The first of these more accessible conditions to claim attention is natural somnambulism, or sleepwalking. The phenomena of this peculiar state have been observed from time immemorial, and have always been looked upon as one of the most wonderful and interesting subjects in the domain of the old psychology.

his waking hours, is easily accomplished, and he finds the solution of his mathematical problem or the needed point in his argument all plainly wrought out and prepared for him when he goes to his desk the following morning; moreover, if the work from any cause should be interrupted, and the same conditions recur upon the following or some subsequent night, it may be resumed at the point where it was interrupted; or if the somnambulist talks, as well as acts, in his sleep the conversation shows that each succeeding occasion is connected with previous ones, all together constituting a chain of memories similar to that of the different personalities which have been presented in the four cases already described.

Sometimes all these different actions are accomplished without light or with the eyes fast closed, or else open and staring, but without vision. Sometimes, however, the new personality developed in the sleep of the somnambulist fails to come into proper relations with his surroundings, when he may also fail to accomplish the dangerous journey, and may walk from an open window or an unguarded balcony with disastrous results.
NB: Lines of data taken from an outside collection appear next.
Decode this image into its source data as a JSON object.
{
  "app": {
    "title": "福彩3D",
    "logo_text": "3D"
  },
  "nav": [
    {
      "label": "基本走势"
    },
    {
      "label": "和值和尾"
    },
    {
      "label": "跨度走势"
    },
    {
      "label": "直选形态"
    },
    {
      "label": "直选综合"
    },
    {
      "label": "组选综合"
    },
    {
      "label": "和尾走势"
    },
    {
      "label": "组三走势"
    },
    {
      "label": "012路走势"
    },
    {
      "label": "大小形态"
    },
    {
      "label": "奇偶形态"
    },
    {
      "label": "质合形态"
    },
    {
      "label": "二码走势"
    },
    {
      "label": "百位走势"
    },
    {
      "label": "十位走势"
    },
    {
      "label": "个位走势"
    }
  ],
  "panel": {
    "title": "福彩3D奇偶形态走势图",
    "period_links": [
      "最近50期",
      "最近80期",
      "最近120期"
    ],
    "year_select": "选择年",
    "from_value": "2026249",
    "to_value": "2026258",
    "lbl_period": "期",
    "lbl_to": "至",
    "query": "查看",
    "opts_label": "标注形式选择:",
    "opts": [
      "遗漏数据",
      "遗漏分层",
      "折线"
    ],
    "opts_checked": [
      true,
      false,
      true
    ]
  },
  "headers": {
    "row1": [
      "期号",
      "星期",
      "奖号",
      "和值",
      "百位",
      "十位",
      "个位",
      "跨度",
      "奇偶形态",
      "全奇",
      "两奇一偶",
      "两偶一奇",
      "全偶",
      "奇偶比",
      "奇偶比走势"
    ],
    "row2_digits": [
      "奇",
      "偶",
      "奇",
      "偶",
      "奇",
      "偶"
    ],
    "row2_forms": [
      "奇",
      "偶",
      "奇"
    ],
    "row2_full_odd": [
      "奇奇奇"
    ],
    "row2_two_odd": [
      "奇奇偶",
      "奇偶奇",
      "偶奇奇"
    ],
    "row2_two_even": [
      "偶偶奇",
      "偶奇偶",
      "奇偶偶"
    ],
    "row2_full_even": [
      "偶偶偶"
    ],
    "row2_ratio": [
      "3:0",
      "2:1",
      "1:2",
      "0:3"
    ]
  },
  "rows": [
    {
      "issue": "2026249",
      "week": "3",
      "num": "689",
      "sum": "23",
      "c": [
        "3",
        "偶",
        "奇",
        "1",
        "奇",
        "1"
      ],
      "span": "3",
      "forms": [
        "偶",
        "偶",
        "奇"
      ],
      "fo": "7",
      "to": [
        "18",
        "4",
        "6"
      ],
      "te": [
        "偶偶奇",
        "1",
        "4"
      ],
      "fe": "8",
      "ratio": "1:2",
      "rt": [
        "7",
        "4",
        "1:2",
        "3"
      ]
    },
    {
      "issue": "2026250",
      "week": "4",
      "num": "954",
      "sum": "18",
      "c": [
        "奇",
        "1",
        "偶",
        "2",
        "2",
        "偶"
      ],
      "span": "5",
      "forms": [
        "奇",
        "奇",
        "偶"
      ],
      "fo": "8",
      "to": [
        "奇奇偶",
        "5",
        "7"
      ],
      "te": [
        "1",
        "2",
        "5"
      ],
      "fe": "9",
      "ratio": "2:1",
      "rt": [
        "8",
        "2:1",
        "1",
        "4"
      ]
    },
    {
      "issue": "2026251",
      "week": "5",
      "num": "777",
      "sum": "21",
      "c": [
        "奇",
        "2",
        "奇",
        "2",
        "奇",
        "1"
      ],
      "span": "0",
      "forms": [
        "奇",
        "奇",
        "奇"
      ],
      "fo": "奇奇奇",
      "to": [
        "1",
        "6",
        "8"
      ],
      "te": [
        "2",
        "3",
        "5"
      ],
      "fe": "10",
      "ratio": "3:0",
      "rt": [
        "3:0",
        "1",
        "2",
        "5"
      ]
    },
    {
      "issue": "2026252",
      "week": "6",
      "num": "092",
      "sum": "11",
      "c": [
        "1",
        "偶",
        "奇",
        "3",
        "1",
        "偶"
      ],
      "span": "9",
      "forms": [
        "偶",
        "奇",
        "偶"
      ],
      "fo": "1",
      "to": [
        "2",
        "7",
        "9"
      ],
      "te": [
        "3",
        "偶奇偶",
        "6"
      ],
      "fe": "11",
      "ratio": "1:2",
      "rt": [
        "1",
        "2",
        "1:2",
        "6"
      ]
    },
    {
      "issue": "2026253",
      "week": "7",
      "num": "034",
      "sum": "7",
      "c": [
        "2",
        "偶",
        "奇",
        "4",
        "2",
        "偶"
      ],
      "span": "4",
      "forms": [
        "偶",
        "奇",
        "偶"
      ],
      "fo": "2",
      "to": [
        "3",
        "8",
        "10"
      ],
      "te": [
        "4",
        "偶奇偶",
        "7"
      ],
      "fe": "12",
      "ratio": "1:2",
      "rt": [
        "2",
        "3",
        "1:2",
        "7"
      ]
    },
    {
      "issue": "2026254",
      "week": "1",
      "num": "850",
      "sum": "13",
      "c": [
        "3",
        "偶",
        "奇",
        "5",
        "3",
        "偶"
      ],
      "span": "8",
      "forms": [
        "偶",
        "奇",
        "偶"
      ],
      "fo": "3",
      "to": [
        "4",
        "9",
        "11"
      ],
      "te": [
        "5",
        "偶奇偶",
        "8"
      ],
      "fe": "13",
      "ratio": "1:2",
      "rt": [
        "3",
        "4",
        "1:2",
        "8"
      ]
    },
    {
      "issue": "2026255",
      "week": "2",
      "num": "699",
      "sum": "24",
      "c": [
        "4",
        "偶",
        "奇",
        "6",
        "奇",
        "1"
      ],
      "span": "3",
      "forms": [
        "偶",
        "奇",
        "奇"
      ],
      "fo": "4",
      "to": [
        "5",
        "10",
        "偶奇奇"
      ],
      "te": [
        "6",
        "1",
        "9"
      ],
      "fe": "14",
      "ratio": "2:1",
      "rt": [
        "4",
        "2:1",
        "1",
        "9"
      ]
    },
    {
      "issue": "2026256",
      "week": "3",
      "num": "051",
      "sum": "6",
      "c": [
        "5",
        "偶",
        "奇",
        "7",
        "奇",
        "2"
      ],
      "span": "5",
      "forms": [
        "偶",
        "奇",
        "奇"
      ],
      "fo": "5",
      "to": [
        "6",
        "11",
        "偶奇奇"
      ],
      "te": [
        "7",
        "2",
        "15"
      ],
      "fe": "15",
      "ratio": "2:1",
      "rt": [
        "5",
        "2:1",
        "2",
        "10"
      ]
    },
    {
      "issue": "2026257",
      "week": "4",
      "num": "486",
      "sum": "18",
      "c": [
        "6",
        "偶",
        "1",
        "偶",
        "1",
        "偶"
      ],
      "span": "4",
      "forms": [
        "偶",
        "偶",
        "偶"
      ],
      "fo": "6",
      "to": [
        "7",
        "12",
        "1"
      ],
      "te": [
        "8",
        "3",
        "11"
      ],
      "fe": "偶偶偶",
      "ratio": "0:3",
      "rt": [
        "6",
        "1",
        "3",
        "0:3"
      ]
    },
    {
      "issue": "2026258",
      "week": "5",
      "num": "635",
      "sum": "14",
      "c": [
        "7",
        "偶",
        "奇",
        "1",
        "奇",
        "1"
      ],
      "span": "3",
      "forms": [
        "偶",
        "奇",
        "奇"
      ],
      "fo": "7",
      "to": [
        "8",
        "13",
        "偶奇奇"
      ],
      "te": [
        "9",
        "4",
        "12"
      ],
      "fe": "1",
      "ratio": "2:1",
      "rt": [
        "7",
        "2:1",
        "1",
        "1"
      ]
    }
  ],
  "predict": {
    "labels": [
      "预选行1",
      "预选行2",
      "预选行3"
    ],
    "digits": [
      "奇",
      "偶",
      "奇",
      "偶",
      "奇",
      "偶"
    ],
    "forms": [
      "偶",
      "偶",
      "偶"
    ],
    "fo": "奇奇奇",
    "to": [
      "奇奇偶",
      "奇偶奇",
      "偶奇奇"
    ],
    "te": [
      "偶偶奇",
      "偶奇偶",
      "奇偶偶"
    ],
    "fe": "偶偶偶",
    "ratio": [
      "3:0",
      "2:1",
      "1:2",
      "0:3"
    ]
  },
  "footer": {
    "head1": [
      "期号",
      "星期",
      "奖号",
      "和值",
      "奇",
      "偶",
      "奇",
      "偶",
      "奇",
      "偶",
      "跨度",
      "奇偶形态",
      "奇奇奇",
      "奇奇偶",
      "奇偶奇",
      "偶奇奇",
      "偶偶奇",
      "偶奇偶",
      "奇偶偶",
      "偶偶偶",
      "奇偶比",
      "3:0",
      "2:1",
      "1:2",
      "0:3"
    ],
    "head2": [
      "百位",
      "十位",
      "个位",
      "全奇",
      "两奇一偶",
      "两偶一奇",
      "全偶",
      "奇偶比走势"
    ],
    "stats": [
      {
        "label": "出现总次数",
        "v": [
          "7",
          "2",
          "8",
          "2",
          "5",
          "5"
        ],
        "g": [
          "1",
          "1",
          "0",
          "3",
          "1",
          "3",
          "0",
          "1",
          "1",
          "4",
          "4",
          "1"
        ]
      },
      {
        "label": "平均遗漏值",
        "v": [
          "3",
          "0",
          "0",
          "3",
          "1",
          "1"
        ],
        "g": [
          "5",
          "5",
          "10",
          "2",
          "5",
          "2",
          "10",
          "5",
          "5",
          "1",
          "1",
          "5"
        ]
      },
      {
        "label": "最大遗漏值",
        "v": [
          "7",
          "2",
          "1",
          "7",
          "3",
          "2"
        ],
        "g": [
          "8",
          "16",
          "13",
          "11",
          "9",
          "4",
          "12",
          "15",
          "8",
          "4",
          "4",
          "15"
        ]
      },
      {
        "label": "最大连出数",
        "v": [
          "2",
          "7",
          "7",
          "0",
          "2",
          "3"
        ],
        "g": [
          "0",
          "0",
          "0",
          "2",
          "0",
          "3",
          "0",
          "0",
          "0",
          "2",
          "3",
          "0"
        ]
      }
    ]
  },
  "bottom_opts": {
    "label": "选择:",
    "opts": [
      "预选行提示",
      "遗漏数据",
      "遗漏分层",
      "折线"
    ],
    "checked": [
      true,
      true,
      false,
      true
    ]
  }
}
The second condition which presents analogies to the duplex or multiplex pesonalities, which are under consideration, is that of the somnambulism which occurs in the hypnotic sleep. While usually the hypnotic subject is passive and unconsciously receives the suggestions which are impressed upon him, not unfrequently a personality comes to the front which acts independently, and presents all the characteristics which we have found pertaining to a distinct personality.

A rare example of this alternating personality brought about by hypnotism is afforded by the French subject, Mme. B., whose acquaintance we have already made as a subject upon whom hypnotism at a distance was successfully carried out by Prof. Janet and Dr. Gibert of Havre. As we have already seen, in her ordinary condition Mme. B. is a stolid, substantial, honest French peasant, about forty years of age, of very moderate intelligence, and without any education or any ambition for notoriety. In this state Prof. Janet calls her Leonie.

Hypnotized, she is at once changed into a bright, vivacious, mischief-loving, rather noisy personality, who considers herself on excellent terms with the doctor, and whom the professor names Leontine. Later, by further hypnotiza-tion and a deeper trance, there appears a sedate, sensible personality, intellectually much superior to Leonie, the primary self, and much more dignified than the vivacious Leontine, and this third personality Prof. Janet calls Leonore.

Leontine, the hypnotic or second self, knows Leonie, the original Mme. B., very well, and is very anxious not to be confounded with her. She always calls her "the other one," and laughs at her stupidity. She says, "That good woman is not I, she is too stupid." One day Prof. Janet hypnotized Leonie, and as usual at once Leontine was present. Prof. Janet then suggested to Leontine that when she awoke and Leonie had resumed the command, she (Leontine) should take off the apron of Leonie, their common apron, on their one physical personality, and then tie it on again. She was then aroused from her hypnotic condition, and at once Leonie was present without the slightest knowledge of Leontine, for she never knew of this second personality, nor of hypnotic suggestion in any form. Leonie, supposing the professor's experiment was over, was conducting him to the door, talking indifferently in her slow, dull way, and at the same time unconsciously her fingers were working at her apron-strings. The loosened apron was falling off when the professor called her attention to it. She exclaimed, "Why, my apron is falling off!" and then, fully conscious of what she was doing, she replaced and tied it on again. She then continued her talk. She only supposed that somehow accidentally the apron had come untied and she had retied it, and that was all.

To the now submerged Leontine, however, this was not enough; her mission had not been completed, and at her silent prompting Leonie again fumbled at the apron-strings; unconsciously she untied and took off the apron, and then put it on again without her attention having been drawn to what she had now the second time done. The next day Prof. Janet again hypnotized Leonie and Leontine made her appearance.

"Well," said she, "I did what you told me yesterday. How stupid 'the other one' looked while I took her apron off! Why did you tell her that her apron was falling off? Just for that, I had to do the job all over again."

Here the hypnotic or secondary self, as in my own reported case, appears as a persistent entity, remembering and reasoning, while the primary self was at the same time in command of their common body. Leontine not only caused Leonie to untie and retie her apron, but she enjoyed the fun, remembered it, and told it the next day.

Again Leonore was as much ashamed of Leontine's flippancy as Leontine was of Leonie's stupidity.

"You see well enough," she said, "that I am not that prattler, that madcap. We do not resemble each other in the least."

In fact, she sometimes gave Leontine good counsel in regard to her behavior, and in a peculiar manner - by producing the hallucination of hearing a voice, thus again showing the conscious activity of the submerged self while a primary self was at the same time dominant and active. As Dr. Janet relates the incident, Leontine was one day in an excited, hysterical condition, noisy and troublesome with her chatter, when suddenly she stopped her senseless talk and cried out with terror: